Verse 25:[1] And it came to pass the same night, that the LORD said unto him, Take thy father’s young bullock, even (or, and[2]) the second bullock of seven years old, and throw down the altar of Baal that thy father hath, and (Ex. 34:13; Deut. 7:5) cut down the grove that is by it…


[That night] That is, on the following night (Vatablus).


[Take the bull of thy father, and another bull of seven years,אֶת־פַּר־הַשּׁוֹר֙ אֲשֶׁ֣ר לְאָבִ֔יךָ וּפַ֥ר הַשֵּׁנִ֖י שֶׁ֣בַע שָׁנִ֑ים] A young bull of an ox (a bull [Castalio, Syriac], a young bull [Munster], a young bull, an ox [Drusius], a calf, a bull [Septuagint, that eminent bull [Osiander]), which belongs to thy father, and a second young bull of seven years (Pagnine, Montanus, thus the Septuagint, Jonathan, Syriac, Arabic, Munster, Castalio). Others thus: a young bull of an ox (or, one more fully mature [Junius and Tremellius]), which belongs to thy father, namely (or, even indeed [Piscator]) that second young bull of seven years (Junius, Piscator, Dutch, English). The ו/and is exegetical, in that place of, that is (Piscator). Question: Whether only one young bull was sacrificed, or two? Response 1: Only one (Junius, Piscator, Cajetan in Serarius, Martyr); as it is evident from the following verse (Piscator). For no further mention of the former calf is made, neither does God give instructions as to what He might will to be done concerning it (Martyr). But [those thinking otherwise retort that] there is mention only of one, either because it was principally intended by God, or because from the offering of the second it is able sufficiently to be understood that the offering of the first went before (Bonfrerius). Response 2: Two bulls were sacrificed, as it is expressly held in the Hebrew and in the Septuagint (Serarius, Bonfrerius, Vatablus).


[The bull of thy father] That is, which thy father feeds; which is to say, that eminent bull, now full-grown and mature, which thy father takes care to feed, so that it might at last be sacrificed to the Baal idol (Vatablus). This bull had been set apart for sacrifice either by his father, etc., or by the community (Lapide). A פַּר is anything beyond a calf (because it is horned, Psalm 69:31,[3] and productive of offspring, Job 21:10[4]). But it is evident that it is younger, for in thirty passages it is called the son of an ox. The Hebrews maintain that they are so called around two or three years of age. Nevertheless, an older bull is called פַּר; which is both acknowledges by Kimchi, Aquinas,[5] and Pomarius,[6] and is here a פַּר of seven years, which in an ox is a mature age. They derive פַּר from פָּרָה, to be fertile; and they maintain that it is thus called as long as it is fertile, that is, from the fourth unto the twelfth year, as Columella testifies, Concerning Rural Business[7] 7:23 (Bochart’s Sacred Catalogue of Animals 1:2:27:277).

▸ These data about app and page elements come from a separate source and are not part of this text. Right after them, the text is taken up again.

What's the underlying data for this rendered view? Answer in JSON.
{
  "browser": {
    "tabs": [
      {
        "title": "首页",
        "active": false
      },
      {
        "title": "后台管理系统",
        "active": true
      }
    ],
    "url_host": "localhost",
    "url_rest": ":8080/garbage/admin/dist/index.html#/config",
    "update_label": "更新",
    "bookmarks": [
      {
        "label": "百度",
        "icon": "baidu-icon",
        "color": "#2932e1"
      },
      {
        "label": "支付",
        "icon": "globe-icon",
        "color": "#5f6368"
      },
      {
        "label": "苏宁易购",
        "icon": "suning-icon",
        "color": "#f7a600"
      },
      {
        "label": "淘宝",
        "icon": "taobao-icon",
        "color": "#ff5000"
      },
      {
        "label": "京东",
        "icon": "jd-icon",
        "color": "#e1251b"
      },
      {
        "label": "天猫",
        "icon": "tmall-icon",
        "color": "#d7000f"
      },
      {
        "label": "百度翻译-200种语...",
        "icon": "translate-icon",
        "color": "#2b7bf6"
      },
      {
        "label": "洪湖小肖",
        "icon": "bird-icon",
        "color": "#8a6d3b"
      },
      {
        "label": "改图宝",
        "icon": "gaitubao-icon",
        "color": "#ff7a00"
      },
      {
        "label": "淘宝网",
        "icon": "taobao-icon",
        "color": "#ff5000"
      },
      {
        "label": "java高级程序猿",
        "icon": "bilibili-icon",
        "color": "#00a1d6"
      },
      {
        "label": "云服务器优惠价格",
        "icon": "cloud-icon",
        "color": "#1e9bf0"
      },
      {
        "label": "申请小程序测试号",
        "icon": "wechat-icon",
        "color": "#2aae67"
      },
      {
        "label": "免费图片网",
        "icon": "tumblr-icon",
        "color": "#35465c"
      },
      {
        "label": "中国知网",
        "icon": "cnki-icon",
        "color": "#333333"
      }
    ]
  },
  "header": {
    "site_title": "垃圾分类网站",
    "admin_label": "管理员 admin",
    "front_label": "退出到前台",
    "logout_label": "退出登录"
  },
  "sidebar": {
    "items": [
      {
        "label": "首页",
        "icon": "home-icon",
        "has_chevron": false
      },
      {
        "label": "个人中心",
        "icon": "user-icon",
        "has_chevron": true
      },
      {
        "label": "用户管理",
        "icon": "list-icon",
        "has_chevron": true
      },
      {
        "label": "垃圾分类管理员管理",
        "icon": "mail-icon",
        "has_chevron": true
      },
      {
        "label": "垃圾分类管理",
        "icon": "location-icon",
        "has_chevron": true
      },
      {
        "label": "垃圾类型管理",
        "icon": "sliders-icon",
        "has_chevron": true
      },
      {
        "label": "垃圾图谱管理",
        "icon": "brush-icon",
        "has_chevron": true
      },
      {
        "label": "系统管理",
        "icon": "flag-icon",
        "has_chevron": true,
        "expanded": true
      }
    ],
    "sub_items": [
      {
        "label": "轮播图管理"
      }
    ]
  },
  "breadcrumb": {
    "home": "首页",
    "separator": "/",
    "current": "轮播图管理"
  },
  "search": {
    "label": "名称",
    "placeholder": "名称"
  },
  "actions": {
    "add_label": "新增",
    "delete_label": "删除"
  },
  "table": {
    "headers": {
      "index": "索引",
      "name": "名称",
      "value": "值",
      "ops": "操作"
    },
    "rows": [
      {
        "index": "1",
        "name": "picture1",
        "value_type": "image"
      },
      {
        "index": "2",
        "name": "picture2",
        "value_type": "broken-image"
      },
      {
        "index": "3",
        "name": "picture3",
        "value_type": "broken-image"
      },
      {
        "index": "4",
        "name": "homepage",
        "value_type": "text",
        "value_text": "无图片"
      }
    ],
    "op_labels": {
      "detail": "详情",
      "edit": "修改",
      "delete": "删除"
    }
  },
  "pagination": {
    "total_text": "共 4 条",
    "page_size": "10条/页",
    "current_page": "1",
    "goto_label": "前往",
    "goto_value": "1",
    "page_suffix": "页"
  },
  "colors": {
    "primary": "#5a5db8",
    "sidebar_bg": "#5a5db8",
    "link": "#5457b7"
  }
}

[And the other bull of seven years] Hebrew: the second.[8] Thus it is called, either, by order of birth, second-born (Martyr, Drusius); or, second, namely, after that one [the first, concerning which there has already been mention], that is, of second note, not so great, nor to be compared with the first (Vatablus); or, with respect to the arrangement of the stall, which was second in the orde of the stall (Piscator, Junius, Martyr, Drusius). The former is said to be of thy father, because it was specific to him, and determined for sacrifice in his name alone; the latter, the other bull, that is, public, and devoted in the public name of the city (Tirinus). Of seven years: Either, 1. because this was the mature age of an ox, like the virile age in the case o